■ TASK REQUIREMENTS: In the listing below, identify each line with the word "JSON" and return those lines.

■ THE INPUT:
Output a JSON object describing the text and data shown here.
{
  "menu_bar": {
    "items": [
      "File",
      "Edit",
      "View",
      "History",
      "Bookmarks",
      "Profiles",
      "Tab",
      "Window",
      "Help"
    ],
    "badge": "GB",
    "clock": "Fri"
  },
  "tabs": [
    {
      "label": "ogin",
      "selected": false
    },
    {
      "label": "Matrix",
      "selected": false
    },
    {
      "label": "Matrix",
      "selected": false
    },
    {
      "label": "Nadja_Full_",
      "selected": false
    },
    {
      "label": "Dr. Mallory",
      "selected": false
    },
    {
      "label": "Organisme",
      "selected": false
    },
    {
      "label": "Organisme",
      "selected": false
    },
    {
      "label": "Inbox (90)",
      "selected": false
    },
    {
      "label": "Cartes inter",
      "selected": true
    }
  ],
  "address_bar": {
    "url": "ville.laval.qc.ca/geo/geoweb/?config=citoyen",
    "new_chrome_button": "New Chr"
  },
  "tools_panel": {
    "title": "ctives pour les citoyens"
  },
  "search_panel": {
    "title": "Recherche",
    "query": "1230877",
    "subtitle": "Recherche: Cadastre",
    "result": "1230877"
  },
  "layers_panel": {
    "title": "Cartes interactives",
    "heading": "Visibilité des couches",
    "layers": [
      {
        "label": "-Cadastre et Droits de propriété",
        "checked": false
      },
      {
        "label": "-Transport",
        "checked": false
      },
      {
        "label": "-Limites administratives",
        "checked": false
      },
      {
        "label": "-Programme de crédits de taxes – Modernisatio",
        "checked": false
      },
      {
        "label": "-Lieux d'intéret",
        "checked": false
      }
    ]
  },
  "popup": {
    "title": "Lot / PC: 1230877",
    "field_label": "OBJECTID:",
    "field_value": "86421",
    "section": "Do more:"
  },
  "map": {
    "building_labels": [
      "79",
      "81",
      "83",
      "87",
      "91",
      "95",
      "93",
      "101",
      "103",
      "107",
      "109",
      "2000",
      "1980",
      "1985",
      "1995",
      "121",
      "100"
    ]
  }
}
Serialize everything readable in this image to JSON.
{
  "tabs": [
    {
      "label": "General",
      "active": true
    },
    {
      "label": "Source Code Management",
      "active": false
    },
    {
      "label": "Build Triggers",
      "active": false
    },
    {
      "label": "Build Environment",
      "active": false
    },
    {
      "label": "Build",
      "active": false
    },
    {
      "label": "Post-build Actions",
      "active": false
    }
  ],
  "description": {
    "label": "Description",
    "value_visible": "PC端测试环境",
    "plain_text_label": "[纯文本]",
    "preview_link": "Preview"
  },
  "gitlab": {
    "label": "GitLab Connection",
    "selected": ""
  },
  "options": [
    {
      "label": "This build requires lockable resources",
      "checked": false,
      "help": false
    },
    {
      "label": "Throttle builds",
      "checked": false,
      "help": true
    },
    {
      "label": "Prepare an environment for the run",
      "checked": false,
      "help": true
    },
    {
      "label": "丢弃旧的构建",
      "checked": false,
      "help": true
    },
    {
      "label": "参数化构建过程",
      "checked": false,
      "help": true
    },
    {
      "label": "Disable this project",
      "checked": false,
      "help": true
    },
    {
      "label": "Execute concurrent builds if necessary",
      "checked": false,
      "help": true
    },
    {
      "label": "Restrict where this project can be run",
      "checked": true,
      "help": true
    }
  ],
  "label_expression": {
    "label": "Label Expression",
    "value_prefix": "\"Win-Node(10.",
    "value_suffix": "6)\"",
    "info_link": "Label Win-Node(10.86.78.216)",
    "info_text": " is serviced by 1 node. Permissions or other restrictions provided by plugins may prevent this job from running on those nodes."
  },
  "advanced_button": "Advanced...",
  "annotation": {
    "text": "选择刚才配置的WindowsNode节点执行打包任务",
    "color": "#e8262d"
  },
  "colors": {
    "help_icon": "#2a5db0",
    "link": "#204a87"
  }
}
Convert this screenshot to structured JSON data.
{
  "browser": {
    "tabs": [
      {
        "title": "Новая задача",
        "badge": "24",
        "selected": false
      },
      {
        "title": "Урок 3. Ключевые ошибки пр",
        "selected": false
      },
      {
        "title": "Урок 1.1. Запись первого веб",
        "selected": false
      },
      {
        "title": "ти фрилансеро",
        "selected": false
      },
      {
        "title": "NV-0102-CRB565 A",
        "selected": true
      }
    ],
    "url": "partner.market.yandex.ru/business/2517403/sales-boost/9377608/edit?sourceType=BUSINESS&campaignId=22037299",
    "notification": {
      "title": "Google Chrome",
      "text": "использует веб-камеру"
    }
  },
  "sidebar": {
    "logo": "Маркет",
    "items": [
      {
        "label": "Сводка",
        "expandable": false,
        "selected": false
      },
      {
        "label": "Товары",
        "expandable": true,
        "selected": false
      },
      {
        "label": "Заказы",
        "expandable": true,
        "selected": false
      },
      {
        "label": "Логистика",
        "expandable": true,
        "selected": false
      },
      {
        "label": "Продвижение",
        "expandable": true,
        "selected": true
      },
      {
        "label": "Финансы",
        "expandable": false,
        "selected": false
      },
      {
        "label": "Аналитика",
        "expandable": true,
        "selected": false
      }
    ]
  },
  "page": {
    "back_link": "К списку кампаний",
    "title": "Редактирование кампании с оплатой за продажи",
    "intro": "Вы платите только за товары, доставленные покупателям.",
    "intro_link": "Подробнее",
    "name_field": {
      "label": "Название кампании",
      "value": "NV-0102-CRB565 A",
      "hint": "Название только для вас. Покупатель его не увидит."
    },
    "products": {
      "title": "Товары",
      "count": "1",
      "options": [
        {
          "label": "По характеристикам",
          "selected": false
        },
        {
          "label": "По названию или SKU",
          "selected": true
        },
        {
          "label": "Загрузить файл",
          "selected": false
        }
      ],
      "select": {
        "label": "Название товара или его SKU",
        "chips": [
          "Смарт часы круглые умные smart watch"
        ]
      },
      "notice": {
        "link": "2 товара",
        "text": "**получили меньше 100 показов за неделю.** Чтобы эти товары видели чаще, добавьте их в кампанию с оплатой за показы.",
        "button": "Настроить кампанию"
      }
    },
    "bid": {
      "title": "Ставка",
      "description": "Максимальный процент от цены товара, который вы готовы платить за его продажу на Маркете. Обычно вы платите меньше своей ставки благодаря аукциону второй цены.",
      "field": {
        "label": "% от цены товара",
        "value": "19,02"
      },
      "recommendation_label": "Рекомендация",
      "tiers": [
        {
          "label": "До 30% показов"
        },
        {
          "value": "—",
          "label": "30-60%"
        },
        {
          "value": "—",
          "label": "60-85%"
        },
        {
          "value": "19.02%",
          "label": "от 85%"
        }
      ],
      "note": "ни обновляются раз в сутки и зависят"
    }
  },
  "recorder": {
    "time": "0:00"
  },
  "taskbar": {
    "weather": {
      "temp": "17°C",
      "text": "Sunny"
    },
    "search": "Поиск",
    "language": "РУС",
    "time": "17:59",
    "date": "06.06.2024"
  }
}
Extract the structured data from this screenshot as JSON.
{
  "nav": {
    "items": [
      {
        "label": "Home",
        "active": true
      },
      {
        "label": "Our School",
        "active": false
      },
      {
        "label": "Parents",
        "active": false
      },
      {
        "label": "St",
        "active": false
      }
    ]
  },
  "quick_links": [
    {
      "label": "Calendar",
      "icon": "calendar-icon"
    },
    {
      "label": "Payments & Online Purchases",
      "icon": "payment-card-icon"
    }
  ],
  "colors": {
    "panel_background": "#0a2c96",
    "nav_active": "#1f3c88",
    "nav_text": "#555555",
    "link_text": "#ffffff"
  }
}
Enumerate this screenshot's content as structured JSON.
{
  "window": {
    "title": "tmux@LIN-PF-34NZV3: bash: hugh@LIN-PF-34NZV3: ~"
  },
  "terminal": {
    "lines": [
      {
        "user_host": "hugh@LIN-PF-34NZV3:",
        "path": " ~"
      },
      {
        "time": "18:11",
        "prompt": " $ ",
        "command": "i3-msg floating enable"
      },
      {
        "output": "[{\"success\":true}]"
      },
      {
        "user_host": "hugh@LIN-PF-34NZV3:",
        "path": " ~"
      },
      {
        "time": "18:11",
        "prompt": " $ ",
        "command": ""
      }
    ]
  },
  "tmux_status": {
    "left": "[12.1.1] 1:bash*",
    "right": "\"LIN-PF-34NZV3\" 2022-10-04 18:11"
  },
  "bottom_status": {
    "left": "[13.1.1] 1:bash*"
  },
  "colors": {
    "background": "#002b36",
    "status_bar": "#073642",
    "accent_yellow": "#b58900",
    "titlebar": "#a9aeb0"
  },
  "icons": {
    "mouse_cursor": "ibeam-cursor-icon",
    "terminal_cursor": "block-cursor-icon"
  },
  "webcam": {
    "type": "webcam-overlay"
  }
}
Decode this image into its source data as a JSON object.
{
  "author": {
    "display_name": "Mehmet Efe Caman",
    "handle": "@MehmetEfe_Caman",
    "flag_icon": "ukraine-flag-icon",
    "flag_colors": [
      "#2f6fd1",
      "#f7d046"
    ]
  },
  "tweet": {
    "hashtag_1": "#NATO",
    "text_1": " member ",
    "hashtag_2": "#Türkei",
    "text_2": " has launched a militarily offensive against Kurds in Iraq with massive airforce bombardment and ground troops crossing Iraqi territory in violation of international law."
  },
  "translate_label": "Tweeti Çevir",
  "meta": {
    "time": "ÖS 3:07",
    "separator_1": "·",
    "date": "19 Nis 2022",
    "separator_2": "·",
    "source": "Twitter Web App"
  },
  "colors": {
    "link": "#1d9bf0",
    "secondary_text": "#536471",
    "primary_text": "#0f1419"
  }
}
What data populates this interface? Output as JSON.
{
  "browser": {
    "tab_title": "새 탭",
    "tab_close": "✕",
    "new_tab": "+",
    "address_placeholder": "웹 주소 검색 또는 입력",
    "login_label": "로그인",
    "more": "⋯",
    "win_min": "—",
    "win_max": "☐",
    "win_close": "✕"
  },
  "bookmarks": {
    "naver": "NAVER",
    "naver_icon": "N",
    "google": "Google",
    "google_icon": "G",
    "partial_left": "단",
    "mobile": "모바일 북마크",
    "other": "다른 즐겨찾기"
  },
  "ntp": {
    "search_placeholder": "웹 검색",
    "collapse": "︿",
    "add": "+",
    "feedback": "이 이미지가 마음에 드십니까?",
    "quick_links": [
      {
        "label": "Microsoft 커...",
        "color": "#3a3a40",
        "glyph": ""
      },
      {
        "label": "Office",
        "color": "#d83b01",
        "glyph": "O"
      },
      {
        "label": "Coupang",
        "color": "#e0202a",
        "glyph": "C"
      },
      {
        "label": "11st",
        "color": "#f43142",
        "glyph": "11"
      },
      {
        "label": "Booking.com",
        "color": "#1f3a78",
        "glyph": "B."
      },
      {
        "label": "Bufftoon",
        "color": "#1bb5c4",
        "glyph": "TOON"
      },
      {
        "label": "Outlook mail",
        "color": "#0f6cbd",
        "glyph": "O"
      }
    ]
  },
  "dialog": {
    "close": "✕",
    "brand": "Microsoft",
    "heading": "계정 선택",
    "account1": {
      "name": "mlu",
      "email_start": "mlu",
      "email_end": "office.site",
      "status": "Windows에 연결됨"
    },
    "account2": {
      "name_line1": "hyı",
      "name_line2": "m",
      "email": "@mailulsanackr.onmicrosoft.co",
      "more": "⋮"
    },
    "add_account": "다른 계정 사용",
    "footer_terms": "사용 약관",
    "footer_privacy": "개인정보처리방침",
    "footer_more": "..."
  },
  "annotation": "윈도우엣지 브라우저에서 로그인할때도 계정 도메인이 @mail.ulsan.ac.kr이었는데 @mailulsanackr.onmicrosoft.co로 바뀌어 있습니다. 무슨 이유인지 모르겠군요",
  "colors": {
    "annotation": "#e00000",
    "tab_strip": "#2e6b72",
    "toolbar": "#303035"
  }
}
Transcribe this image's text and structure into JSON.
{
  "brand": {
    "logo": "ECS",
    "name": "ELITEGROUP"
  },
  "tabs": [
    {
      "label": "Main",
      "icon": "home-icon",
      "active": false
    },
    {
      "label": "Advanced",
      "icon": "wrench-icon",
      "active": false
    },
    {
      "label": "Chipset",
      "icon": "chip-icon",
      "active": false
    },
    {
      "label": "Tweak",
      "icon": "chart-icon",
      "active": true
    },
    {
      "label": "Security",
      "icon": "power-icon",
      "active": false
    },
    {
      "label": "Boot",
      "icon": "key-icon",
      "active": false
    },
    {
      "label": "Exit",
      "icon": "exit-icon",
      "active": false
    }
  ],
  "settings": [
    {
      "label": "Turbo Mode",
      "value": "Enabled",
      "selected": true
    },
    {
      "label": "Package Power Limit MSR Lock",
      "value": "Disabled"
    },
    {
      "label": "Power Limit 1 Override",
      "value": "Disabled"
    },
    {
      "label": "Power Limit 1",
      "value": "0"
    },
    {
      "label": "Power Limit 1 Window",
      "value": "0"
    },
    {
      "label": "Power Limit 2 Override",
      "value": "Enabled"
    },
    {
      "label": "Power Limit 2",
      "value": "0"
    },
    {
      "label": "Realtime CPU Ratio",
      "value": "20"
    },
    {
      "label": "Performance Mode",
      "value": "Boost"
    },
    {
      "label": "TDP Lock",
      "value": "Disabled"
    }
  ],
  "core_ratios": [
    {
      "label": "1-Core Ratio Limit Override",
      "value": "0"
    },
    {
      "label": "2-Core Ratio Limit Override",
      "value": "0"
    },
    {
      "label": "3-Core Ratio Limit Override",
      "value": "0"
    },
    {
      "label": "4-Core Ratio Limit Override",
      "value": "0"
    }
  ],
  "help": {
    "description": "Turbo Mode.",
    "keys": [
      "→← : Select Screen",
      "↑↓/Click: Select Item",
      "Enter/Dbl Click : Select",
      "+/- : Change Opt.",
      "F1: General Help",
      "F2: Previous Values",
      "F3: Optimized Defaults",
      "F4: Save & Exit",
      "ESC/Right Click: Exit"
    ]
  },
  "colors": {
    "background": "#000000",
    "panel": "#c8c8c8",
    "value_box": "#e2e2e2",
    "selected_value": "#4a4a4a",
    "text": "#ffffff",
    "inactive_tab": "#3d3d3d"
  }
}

■ OUTPUT FOR THIS EXERCISE:
Output a JSON object describing the text and data shown here.
Serialize everything readable in this image to JSON.
Convert this screenshot to structured JSON data.
Extract the structured data from this screenshot as JSON.
Enumerate this screenshot's content as structured JSON.
Decode this image into its source data as a JSON object.
What data populates this interface? Output as JSON.
Transcribe this image's text and structure into JSON.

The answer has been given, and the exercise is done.